Provided data Start Marker
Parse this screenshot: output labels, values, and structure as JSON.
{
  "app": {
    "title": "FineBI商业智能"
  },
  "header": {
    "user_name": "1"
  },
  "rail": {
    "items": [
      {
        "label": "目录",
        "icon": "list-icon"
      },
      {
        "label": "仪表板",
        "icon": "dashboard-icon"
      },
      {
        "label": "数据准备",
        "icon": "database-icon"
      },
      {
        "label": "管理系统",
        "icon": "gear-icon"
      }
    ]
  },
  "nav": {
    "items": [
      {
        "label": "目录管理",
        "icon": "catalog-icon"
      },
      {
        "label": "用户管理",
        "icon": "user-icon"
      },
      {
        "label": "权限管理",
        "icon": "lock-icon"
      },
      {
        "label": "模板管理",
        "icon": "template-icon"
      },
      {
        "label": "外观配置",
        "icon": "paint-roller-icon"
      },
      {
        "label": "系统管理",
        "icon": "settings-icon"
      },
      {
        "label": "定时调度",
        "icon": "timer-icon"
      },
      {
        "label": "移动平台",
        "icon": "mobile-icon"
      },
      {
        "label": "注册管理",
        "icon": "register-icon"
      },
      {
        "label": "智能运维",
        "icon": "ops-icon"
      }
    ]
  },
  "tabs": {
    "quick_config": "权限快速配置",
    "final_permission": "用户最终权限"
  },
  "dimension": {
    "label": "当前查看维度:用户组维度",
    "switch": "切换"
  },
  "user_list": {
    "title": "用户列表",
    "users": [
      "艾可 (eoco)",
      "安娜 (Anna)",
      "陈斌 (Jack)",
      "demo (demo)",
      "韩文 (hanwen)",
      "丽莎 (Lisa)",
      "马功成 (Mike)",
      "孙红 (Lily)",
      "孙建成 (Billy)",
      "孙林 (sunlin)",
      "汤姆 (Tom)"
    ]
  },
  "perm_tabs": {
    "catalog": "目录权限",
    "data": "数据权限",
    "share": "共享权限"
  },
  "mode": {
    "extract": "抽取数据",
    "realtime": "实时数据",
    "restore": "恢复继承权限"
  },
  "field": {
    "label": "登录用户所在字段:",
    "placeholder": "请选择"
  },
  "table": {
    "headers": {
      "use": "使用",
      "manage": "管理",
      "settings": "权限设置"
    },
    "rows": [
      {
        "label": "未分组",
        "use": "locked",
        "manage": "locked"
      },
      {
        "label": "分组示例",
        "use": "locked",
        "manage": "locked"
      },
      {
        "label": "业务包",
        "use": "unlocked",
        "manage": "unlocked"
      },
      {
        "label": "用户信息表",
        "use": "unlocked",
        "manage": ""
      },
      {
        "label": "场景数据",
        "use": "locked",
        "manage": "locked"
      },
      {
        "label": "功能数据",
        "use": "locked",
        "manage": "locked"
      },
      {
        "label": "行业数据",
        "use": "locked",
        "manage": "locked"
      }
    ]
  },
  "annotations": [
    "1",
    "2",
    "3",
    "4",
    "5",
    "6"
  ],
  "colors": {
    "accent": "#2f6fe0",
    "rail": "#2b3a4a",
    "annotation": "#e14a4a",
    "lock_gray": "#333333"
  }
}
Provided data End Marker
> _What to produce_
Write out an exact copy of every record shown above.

> _Response to the task_
Parse this screenshot: output labels, values, and structure as JSON.
{
  "app": {
    "title": "FineBI商业智能"
  },
  "header": {
    "user_name": "1"
  },
  "rail": {
    "items": [
      {
        "label": "目录",
        "icon": "list-icon"
      },
      {
        "label": "仪表板",
        "icon": "dashboard-icon"
      },
      {
        "label": "数据准备",
        "icon": "database-icon"
      },
      {
        "label": "管理系统",
        "icon": "gear-icon"
      }
    ]
  },
  "nav": {
    "items": [
      {
        "label": "目录管理",
        "icon": "catalog-icon"
      },
      {
        "label": "用户管理",
        "icon": "user-icon"
      },
      {
        "label": "权限管理",
        "icon": "lock-icon"
      },
      {
        "label": "模板管理",
        "icon": "template-icon"
      },
      {
        "label": "外观配置",
        "icon": "paint-roller-icon"
      },
      {
        "label": "系统管理",
        "icon": "settings-icon"
      },
      {
        "label": "定时调度",
        "icon": "timer-icon"
      },
      {
        "label": "移动平台",
        "icon": "mobile-icon"
      },
      {
        "label": "注册管理",
        "icon": "register-icon"
      },
      {
        "label": "智能运维",
        "icon": "ops-icon"
      }
    ]
  },
  "tabs": {
    "quick_config": "权限快速配置",
    "final_permission": "用户最终权限"
  },
  "dimension": {
    "label": "当前查看维度:用户组维度",
    "switch": "切换"
  },
  "user_list": {
    "title": "用户列表",
    "users": [
      "艾可 (eoco)",
      "安娜 (Anna)",
      "陈斌 (Jack)",
      "demo (demo)",
      "韩文 (hanwen)",
      "丽莎 (Lisa)",
      "马功成 (Mike)",
      "孙红 (Lily)",
      "孙建成 (Billy)",
      "孙林 (sunlin)",
      "汤姆 (Tom)"
    ]
  },
  "perm_tabs": {
    "catalog": "目录权限",
    "data": "数据权限",
    "share": "共享权限"
  },
  "mode": {
    "extract": "抽取数据",
    "realtime": "实时数据",
    "restore": "恢复继承权限"
  },
  "field": {
    "label": "登录用户所在字段:",
    "placeholder": "请选择"
  },
  "table": {
    "headers": {
      "use": "使用",
      "manage": "管理",
      "settings": "权限设置"
    },
    "rows": [
      {
        "label": "未分组",
        "use": "locked",
        "manage": "locked"
      },
      {
        "label": "分组示例",
        "use": "locked",
        "manage": "locked"
      },
      {
        "label": "业务包",
        "use": "unlocked",
        "manage": "unlocked"
      },
      {
        "label": "用户信息表",
        "use": "unlocked",
        "manage": ""
      },
      {
        "label": "场景数据",
        "use": "locked",
        "manage": "locked"
      },
      {
        "label": "功能数据",
        "use": "locked",
        "manage": "locked"
      },
      {
        "label": "行业数据",
        "use": "locked",
        "manage": "locked"
      }
    ]
  },
  "annotations": [
    "1",
    "2",
    "3",
    "4",
    "5",
    "6"
  ],
  "colors": {
    "accent": "#2f6fe0",
    "rail": "#2b3a4a",
    "annotation": "#e14a4a",
    "lock_gray": "#333333"
  }
}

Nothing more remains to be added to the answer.